In wake of conservative activist Candace Owens' testimony dismissing white nationalism as an issue, the Department of Homeland Security released a report proclaiming white terror a substantial national threat. 

Acting DHS Secretary Kevin McAleenan unveiled the department's new counterterrorism strategy that now considers white nationalism a threat. During a speech last Friday at the Brookings Institution in Washington, he said white terror stemming from white supremacist groups and ideologues threatens American values.  

The “continuing menace of racially-based violent extremism, particularly white supremacist extremism, is an abhorrent affront to our nation, the struggle and unity of its diverse population, and the core values of both our society and our department." 

McAleenan's thinking has been laid out in a 41-page report that piggybacks off the ideas presented by other experts in white nationalism and terror. Vice reports that the department has admitted to having inadequate data regarding white terror. So, to course-correct the issue, the department will rely on state and local agencies and academic and non-governmental organizations to collect data. 

Nearly a month after the El Paso shooting, the acting DHS secretary cited the shooter's motive to hunt and kill Latinx immigrants supposedly harming the American way of life.  

The DHS' decision to focus its counterterrorism efforts on white nationalism came at the same time Candace Owens claimed that white terrorism was not an issue.
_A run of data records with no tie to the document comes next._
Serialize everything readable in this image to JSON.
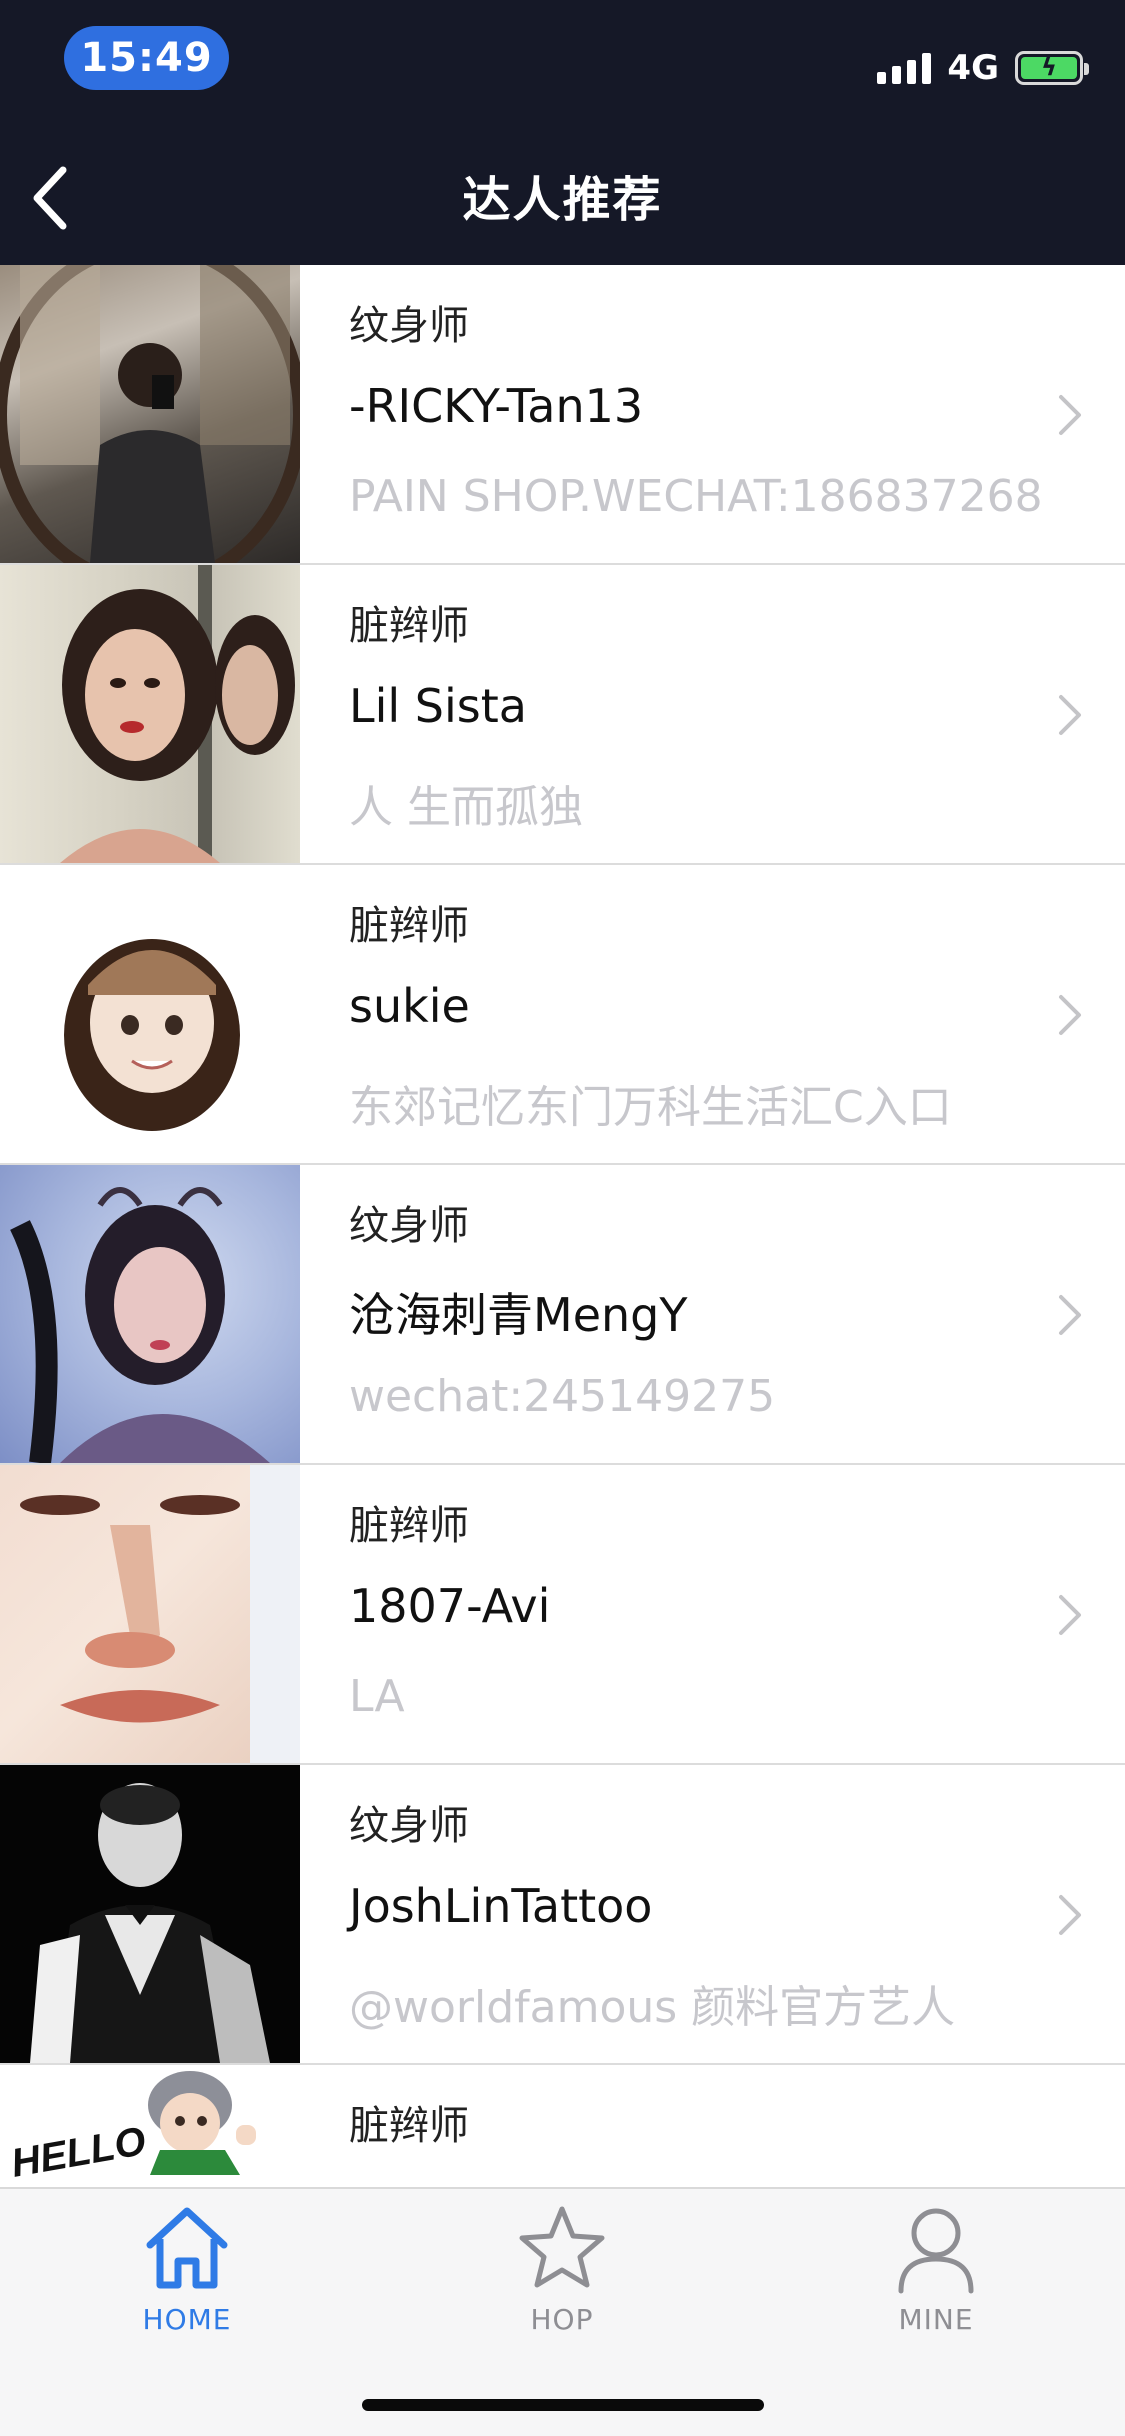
{
  "status_bar": {
    "time": "15:49",
    "network": "4G",
    "battery_charging": true,
    "signal_bars": 4
  },
  "nav": {
    "title": "达人推荐",
    "back_icon": "chevron-left-icon"
  },
  "list": [
    {
      "role": "纹身师",
      "name": "-RICKY-Tan13",
      "desc": "PAIN SHOP.WECHAT:186837268"
    },
    {
      "role": "脏辫师",
      "name": "Lil Sista",
      "desc": "人 生而孤独"
    },
    {
      "role": "脏辫师",
      "name": "sukie",
      "desc": "东郊记忆东门万科生活汇C入口"
    },
    {
      "role": "纹身师",
      "name": "沧海刺青MengY",
      "desc": "wechat:245149275"
    },
    {
      "role": "脏辫师",
      "name": "1807-Avi",
      "desc": "LA"
    },
    {
      "role": "纹身师",
      "name": "JoshLinTattoo",
      "desc": "@worldfamous 颜料官方艺人"
    },
    {
      "role": "脏辫师",
      "name": "",
      "desc": "",
      "thumb_text": "HELLO"
    }
  ],
  "tabbar": {
    "tabs": [
      {
        "label": "HOME",
        "icon": "home-icon",
        "active": true
      },
      {
        "label": "HOP",
        "icon": "star-icon",
        "active": false
      },
      {
        "label": "MINE",
        "icon": "person-icon",
        "active": false
      }
    ]
  },
  "colors": {
    "nav_bg": "#151827",
    "accent": "#2f7be6",
    "time_pill": "#2f6fe0",
    "muted_text": "#c7c7cc",
    "tab_inactive": "#8e8e93"
  }
}
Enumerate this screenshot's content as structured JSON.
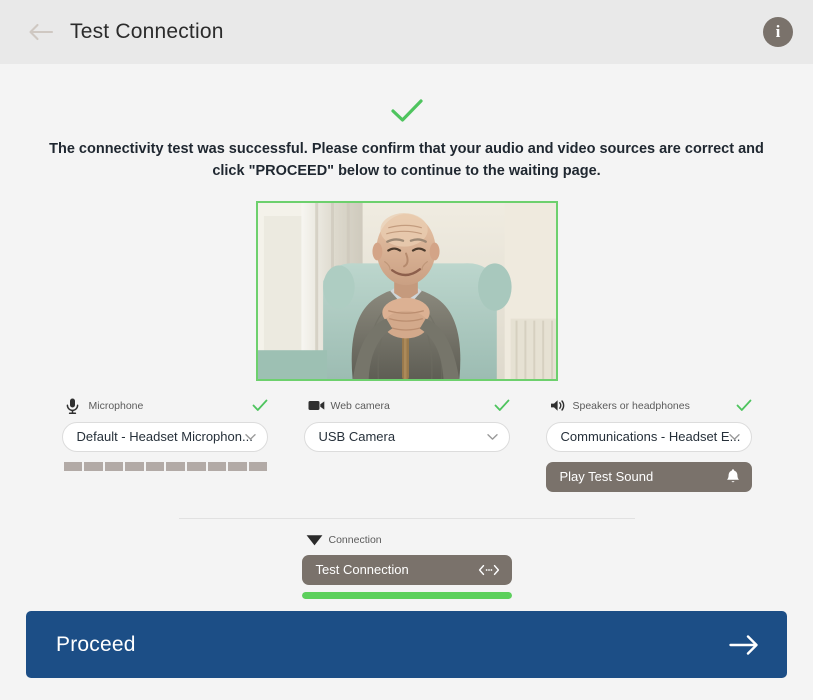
{
  "header": {
    "back_icon": "arrow-left-icon",
    "title": "Test Connection",
    "info_icon": "info-icon",
    "info_label": "i"
  },
  "status": {
    "check_icon": "check-icon",
    "message": "The connectivity test was successful. Please confirm that your audio and video sources are correct and click \"PROCEED\" below to continue to the waiting page."
  },
  "video_preview": {
    "border_color": "#6dd06d",
    "description": "Elderly man smiling, resting hands on a walking cane in a living room"
  },
  "devices": [
    {
      "key": "microphone",
      "icon": "microphone-icon",
      "label": "Microphone",
      "status_icon": "check-icon",
      "status_ok": true,
      "selected": "Default - Headset Microphon...",
      "caret_icon": "chevron-down-icon"
    },
    {
      "key": "webcam",
      "icon": "video-camera-icon",
      "label": "Web camera",
      "status_icon": "check-icon",
      "status_ok": true,
      "selected": "USB Camera",
      "caret_icon": "chevron-down-icon"
    },
    {
      "key": "speakers",
      "icon": "speaker-icon",
      "label": "Speakers or headphones",
      "status_icon": "check-icon",
      "status_ok": true,
      "selected": "Communications - Headset E...",
      "caret_icon": "chevron-down-icon"
    }
  ],
  "mic_meter": {
    "segments": 10,
    "active": 0,
    "inactive_color": "#b2aaa6"
  },
  "play_test_sound": {
    "label": "Play Test Sound",
    "icon": "bell-icon"
  },
  "connection": {
    "icon": "wifi-icon",
    "label": "Connection",
    "button_label": "Test Connection",
    "button_icon": "bidirectional-arrow-icon",
    "progress_percent": 100,
    "progress_color": "#5cd05c"
  },
  "proceed": {
    "label": "Proceed",
    "icon": "arrow-right-icon",
    "color": "#1c4e86"
  },
  "colors": {
    "page_bg": "#f4f4f4",
    "header_bg": "#e9e9e9",
    "accent_green": "#5cd05c",
    "brown_gray": "#7a726b",
    "brand_blue": "#1c4e86"
  }
}
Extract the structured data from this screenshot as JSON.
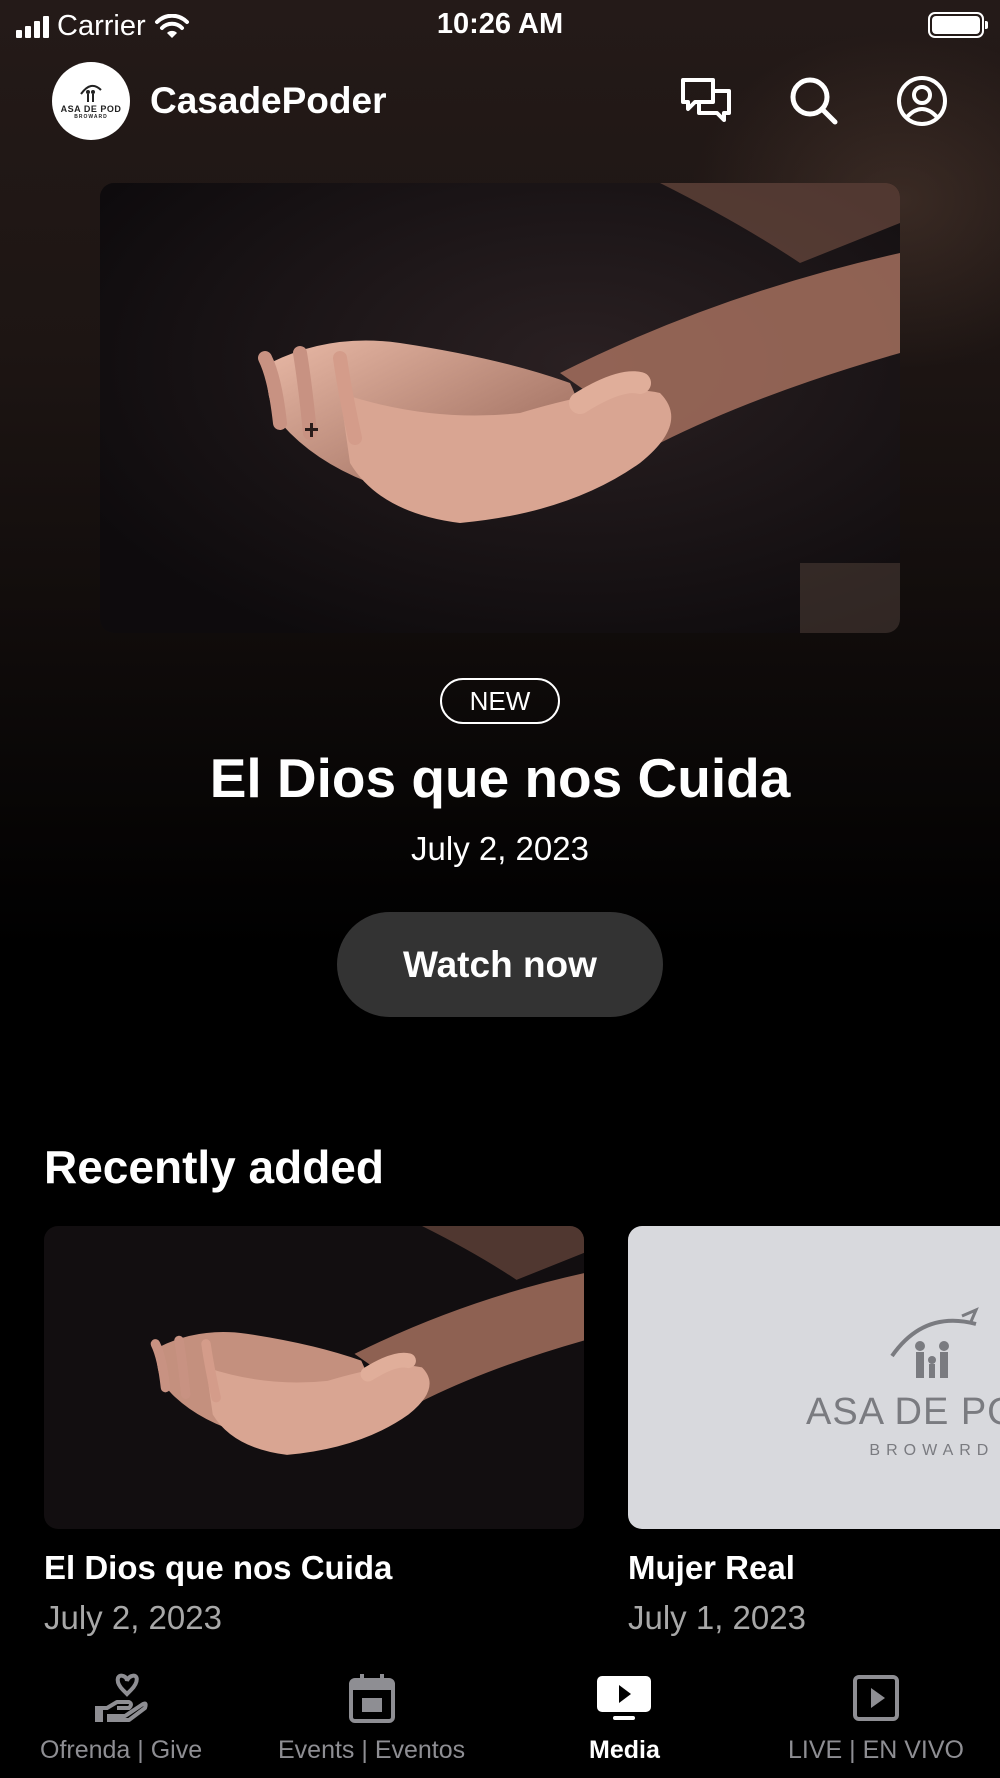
{
  "status_bar": {
    "carrier": "Carrier",
    "time": "10:26 AM"
  },
  "header": {
    "logo_text": "ASA DE POD",
    "logo_sub": "BROWARD",
    "app_name": "CasadePoder",
    "icons": [
      "chat-icon",
      "search-icon",
      "profile-icon"
    ]
  },
  "hero": {
    "badge": "NEW",
    "title": "El Dios que nos Cuida",
    "date": "July 2, 2023",
    "cta": "Watch now"
  },
  "recently_added": {
    "title": "Recently added",
    "items": [
      {
        "title": "El Dios que nos Cuida",
        "date": "July 2, 2023"
      },
      {
        "title": "Mujer Real",
        "date": "July 1, 2023",
        "watermark": "ASA DE PODI",
        "watermark_sub": "BROWARD"
      }
    ]
  },
  "tabs": [
    {
      "label": "Ofrenda | Give",
      "icon": "hand-heart-icon",
      "active": false
    },
    {
      "label": "Events | Eventos",
      "icon": "calendar-icon",
      "active": false
    },
    {
      "label": "Media",
      "icon": "tv-play-icon",
      "active": true
    },
    {
      "label": "LIVE | EN VIVO",
      "icon": "play-square-icon",
      "active": false
    }
  ],
  "colors": {
    "background": "#000000",
    "button": "#333333",
    "tab_inactive": "#8e8e93",
    "tab_active": "#ffffff"
  }
}
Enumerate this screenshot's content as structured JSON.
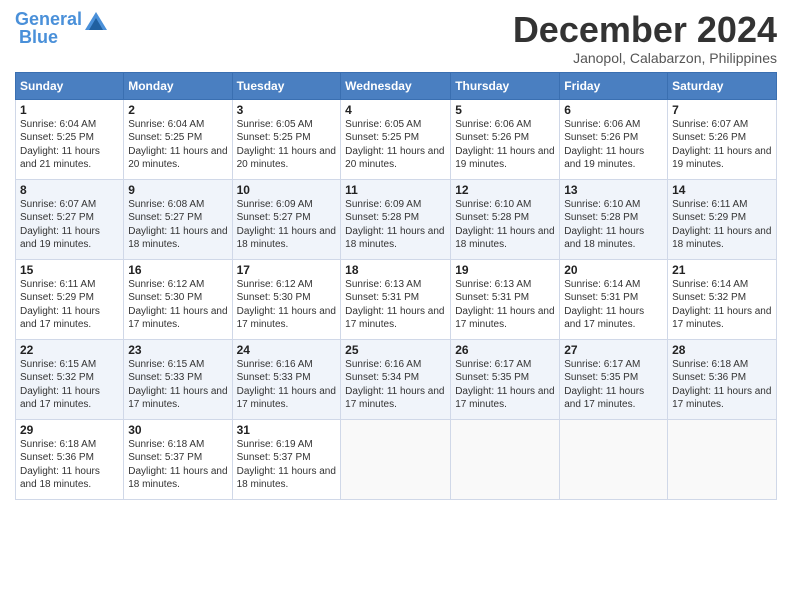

Owens told members of Congress last week that "based on the hierarchy of what’s impacting minority Americans if I had to make a list of 100 things, white nationalism would not make the list.” 

“White supremacy and white nationalism is not a problem that is harming Black America,” she continued. 

Her most recent visit was only possible by a generous invite from Rep. Jim Jordan, R-Ohio. Earlier this year, Owens made similar statements regarding the Black community and white supremacy which dismissed the impact of systemic issues.  

Among the measures mentioned in the DHS report, the department will create fusion centers that combine intelligence hubs for federal, state and local law enforcement to combat domestic terrorism. Among the initiatives are those that aim to stop radicalization as well as decrease the spread of fake news and propaganda. 

“The United States faces an evolving threat environment and a threat of terrorism and targeted violence within our borders that is more diverse than at any time since the 9/11 attacks,” McAleenan said on Friday. “We are acutely aware of the growing threat from enemies, both foreign and domestic, who seek to incite violence in our nation’s youth, disenfranchised, and disaffected, in order to attack their fellow citizens.”